Problem requirements → Identify every line in the records below that contains the word "subtitle", and reproduce each one.

[Stored dataset items]

--------------------------------

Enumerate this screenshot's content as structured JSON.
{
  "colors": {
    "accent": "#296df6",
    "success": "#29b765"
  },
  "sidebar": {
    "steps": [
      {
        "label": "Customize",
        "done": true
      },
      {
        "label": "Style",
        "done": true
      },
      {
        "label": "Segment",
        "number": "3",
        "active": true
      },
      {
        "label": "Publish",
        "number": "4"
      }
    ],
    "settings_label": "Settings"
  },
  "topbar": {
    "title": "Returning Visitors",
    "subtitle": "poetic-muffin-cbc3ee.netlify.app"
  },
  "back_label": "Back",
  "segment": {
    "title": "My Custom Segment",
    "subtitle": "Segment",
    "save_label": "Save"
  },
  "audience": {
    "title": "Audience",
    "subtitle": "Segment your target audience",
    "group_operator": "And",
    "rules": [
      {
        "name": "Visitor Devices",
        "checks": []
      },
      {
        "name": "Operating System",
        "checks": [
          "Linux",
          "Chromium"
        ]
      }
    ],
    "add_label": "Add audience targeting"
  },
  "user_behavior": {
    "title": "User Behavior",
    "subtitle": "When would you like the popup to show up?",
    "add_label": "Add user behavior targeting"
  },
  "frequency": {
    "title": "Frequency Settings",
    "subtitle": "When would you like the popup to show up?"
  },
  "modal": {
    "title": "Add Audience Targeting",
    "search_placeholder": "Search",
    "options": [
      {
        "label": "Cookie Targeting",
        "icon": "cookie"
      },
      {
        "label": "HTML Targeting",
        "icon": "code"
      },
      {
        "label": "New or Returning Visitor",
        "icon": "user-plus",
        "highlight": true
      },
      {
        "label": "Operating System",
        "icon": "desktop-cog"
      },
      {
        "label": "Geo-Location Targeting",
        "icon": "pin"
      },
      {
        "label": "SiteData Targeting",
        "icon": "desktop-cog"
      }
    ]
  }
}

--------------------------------

Answer below →
    "subtitle": "poetic-muffin-cbc3ee.netlify.app"
    "subtitle": "Segment",
    "subtitle": "Segment your target audience",
    "subtitle": "When would you like the popup to show up?",
    "subtitle": "When would you like the popup to show up?"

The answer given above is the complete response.